The MMS previously issued consensus criteria in 2015 to guide diagnosis of mitochondrial disease. It subsequently surveyed over 200 clinicians worldwide who see mitochondrial patients, and found that 99 percent of those practitioners, including neurologists, geneticists and metabolic experts, wanted additional guidelines to assist in managing patient care. In addition, said Goldstein, “patients and families have been asking for a guidelines document to bring to their own physicians.”
For the current study, the MMS appointed an international panel of 35 mitochondrial medicine specialists to review current knowledge and develop recommendations.
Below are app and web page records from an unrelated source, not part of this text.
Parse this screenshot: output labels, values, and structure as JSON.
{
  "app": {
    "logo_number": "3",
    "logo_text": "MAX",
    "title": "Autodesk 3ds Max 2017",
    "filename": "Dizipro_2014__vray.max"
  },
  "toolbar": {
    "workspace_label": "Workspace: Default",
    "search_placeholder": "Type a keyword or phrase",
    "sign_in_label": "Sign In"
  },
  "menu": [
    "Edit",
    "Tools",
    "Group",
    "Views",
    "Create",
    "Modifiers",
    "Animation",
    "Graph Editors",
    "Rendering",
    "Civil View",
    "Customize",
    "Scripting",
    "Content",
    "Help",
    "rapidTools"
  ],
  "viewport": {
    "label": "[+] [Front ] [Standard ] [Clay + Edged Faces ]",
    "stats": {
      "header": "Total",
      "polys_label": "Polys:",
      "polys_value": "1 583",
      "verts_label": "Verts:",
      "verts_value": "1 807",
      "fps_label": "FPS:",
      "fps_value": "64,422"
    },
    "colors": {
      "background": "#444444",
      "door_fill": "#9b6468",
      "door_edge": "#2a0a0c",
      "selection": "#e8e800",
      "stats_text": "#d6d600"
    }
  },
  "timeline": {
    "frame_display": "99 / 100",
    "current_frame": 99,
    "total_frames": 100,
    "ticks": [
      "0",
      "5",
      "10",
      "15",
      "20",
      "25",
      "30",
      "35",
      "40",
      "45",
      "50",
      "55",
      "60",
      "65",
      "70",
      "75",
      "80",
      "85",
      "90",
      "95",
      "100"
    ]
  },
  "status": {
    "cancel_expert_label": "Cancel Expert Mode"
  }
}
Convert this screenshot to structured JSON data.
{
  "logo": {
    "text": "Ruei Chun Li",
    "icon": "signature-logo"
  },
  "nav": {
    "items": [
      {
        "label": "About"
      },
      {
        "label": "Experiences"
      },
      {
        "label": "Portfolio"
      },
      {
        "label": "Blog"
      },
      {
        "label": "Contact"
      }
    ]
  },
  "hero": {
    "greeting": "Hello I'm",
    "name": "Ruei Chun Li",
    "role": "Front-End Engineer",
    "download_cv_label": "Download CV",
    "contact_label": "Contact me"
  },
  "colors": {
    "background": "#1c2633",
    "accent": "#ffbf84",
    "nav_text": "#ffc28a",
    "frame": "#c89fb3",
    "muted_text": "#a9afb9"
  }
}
Reflecting the systemic impact of energy deficiencies caused by impaired mitochondrial function, the group’s recommendations address a broad range of medical specialties, including cardiology, neurology, critical care medicine, nephrology, endocrinology, audiology and ophthalmology.
In addition, the guidelines address special issues encountered by patients during pregnancy and high-altitude travel, and also compile a list of medications, such as statins and acetaminophen, that must be used with caution or avoided in patients with mitochondrial disease.
While the current guidelines are the first set of published recommendations for patient management and clinical care decisions, the authors recognize that as mitochondrial medicine continues to evolve, the guidelines will need to be updated.
These guidelines represent an important step in the effort to standardize health care and optimize health outcomes for mitochondrial disease patients. They also establish a baseline from which meaningful clinical trials can be launched to evaluate new treatment interventions.
Sumit Parikh, et al “Patient care standards for primary mitochondrial disease: a consensus statement from the Mitochondrial Medicine Society,” Genetics in Medicine, published online July 27, 2017.
Contact: John Ascenzi, The Children’s Hospital of Philadelphia, 267-426-6055 or firstname.lastname@example.org